* REQUIREMENT *
Print the records below exactly as they appear. Omit all pictures.

* MATERIAL PROVIDED *
▼▼▼
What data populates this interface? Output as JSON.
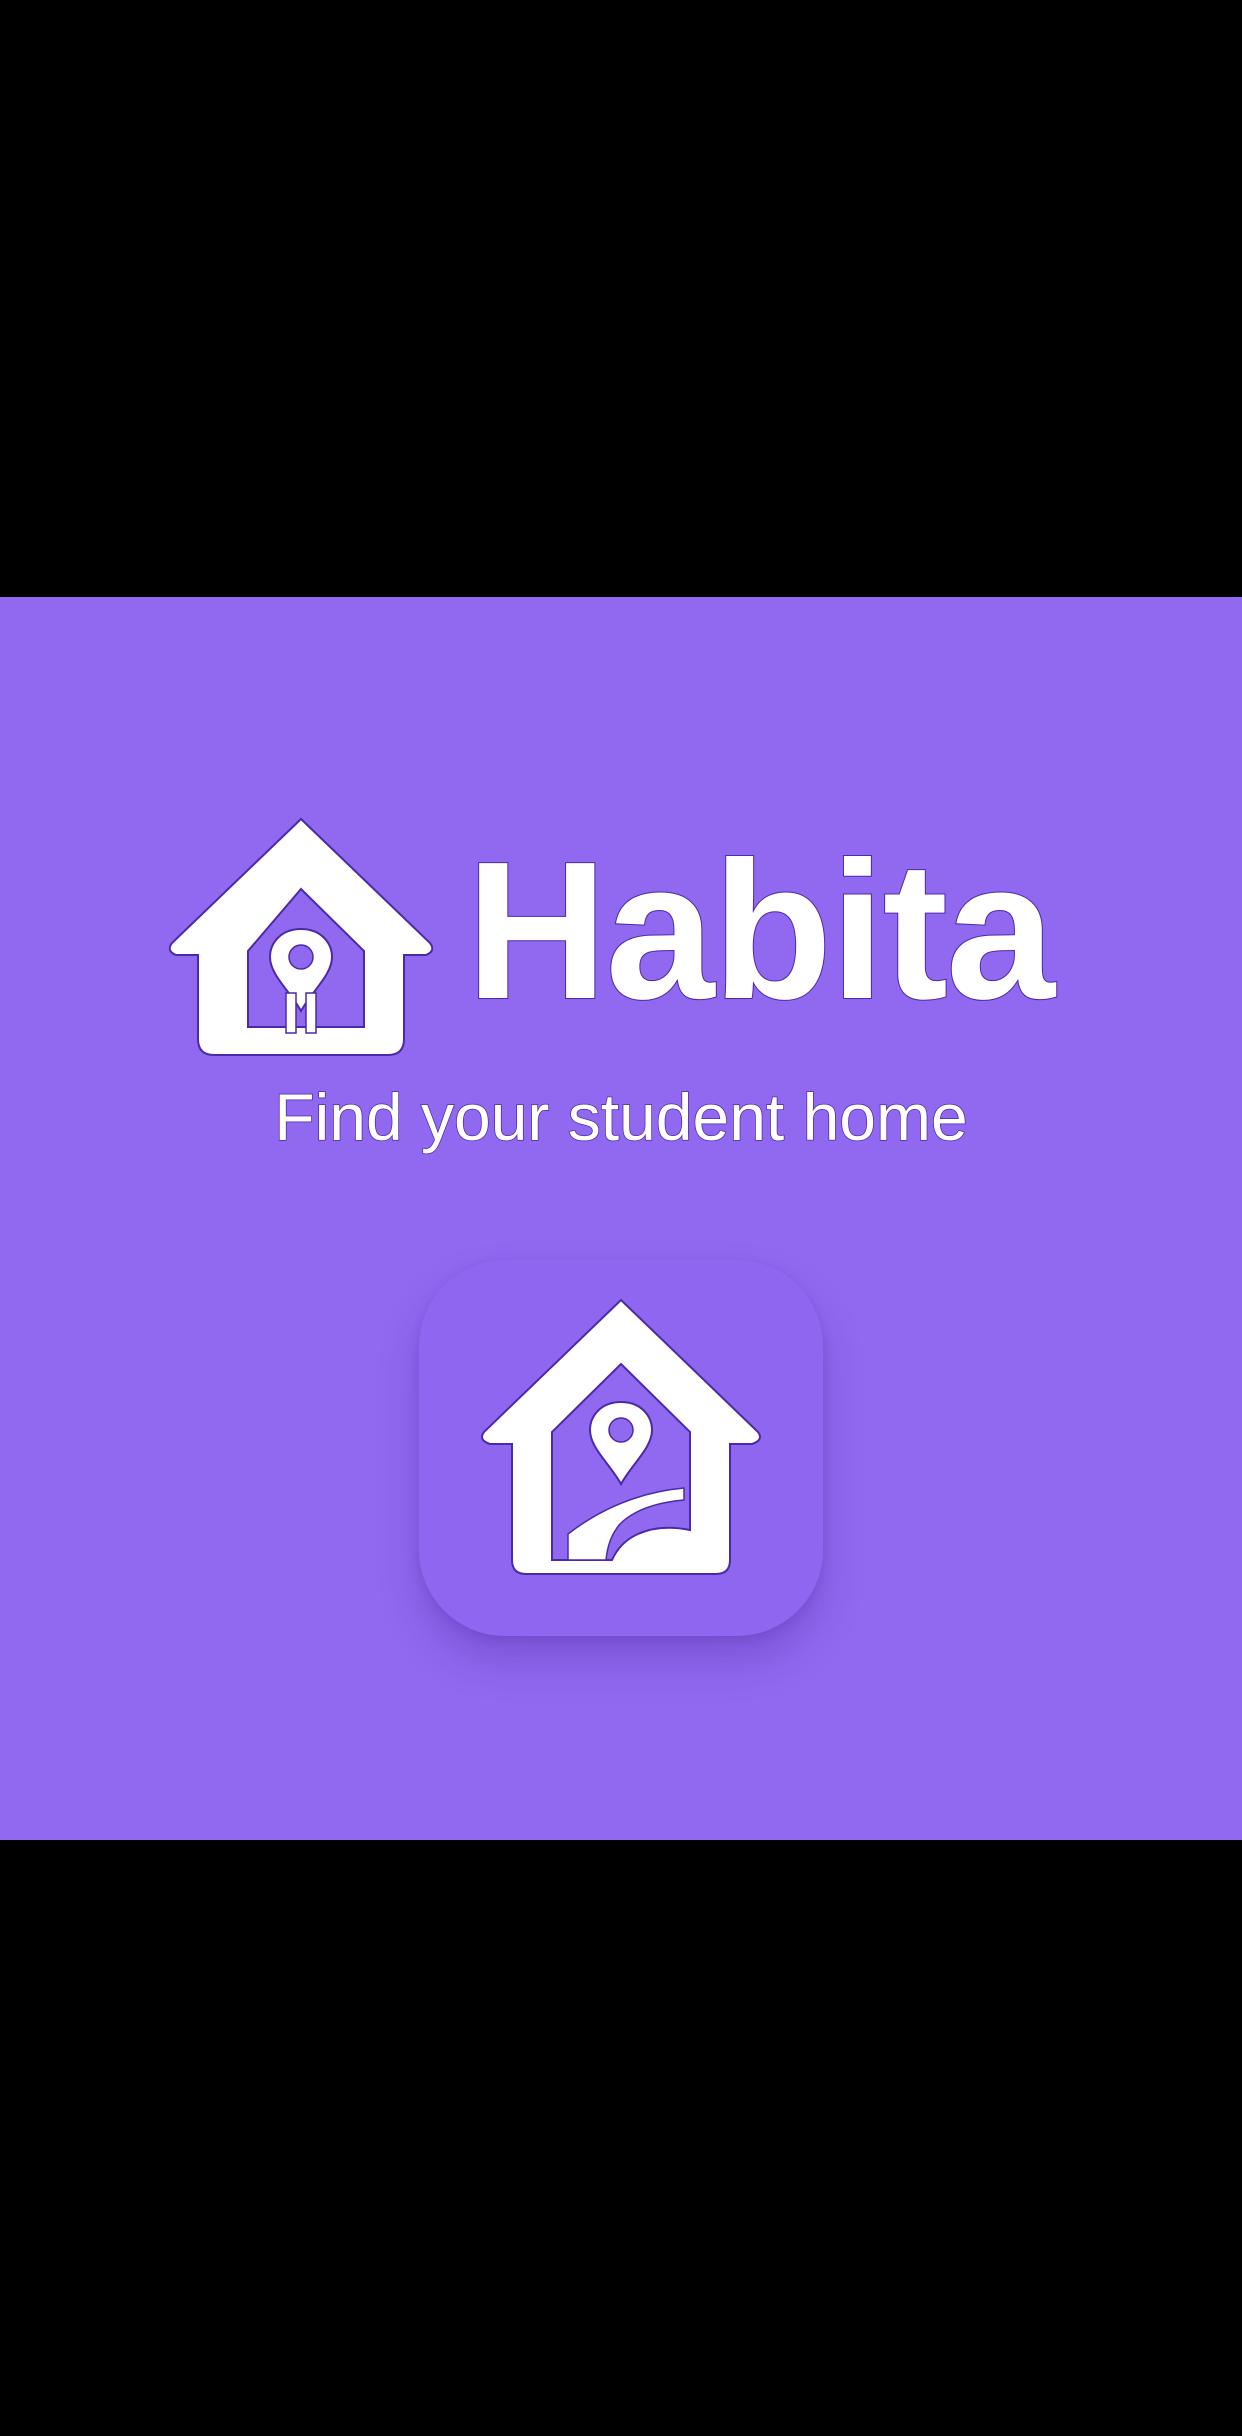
{
  "brand": {
    "name": "Habita",
    "tagline": "Find your student home",
    "logo_icon": "house-location-pin-icon",
    "app_icon": "house-location-pin-path-icon"
  },
  "colors": {
    "background": "#9069f0",
    "letterbox": "#000000",
    "foreground": "#ffffff",
    "outline": "#4b2aa8"
  }
}
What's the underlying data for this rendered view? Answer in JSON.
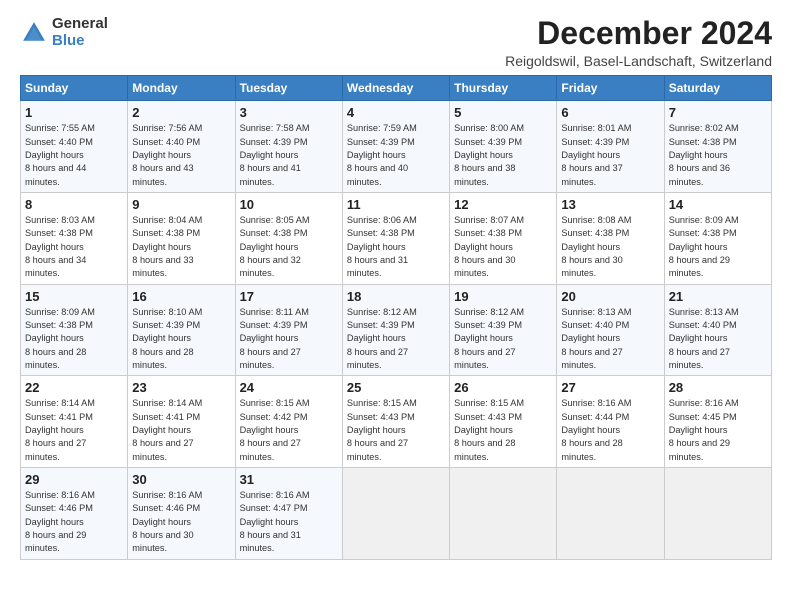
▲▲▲
* OUTPUT *
What data populates this interface? Output as JSON.
{
  "brand": {
    "name": "Habita",
    "tagline": "Find your student home",
    "logo_icon": "house-location-pin-icon",
    "app_icon": "house-location-pin-path-icon"
  },
  "colors": {
    "background": "#9069f0",
    "letterbox": "#000000",
    "foreground": "#ffffff",
    "outline": "#4b2aa8"
  }
}
What's the underlying data for this rendered view? Answer in JSON.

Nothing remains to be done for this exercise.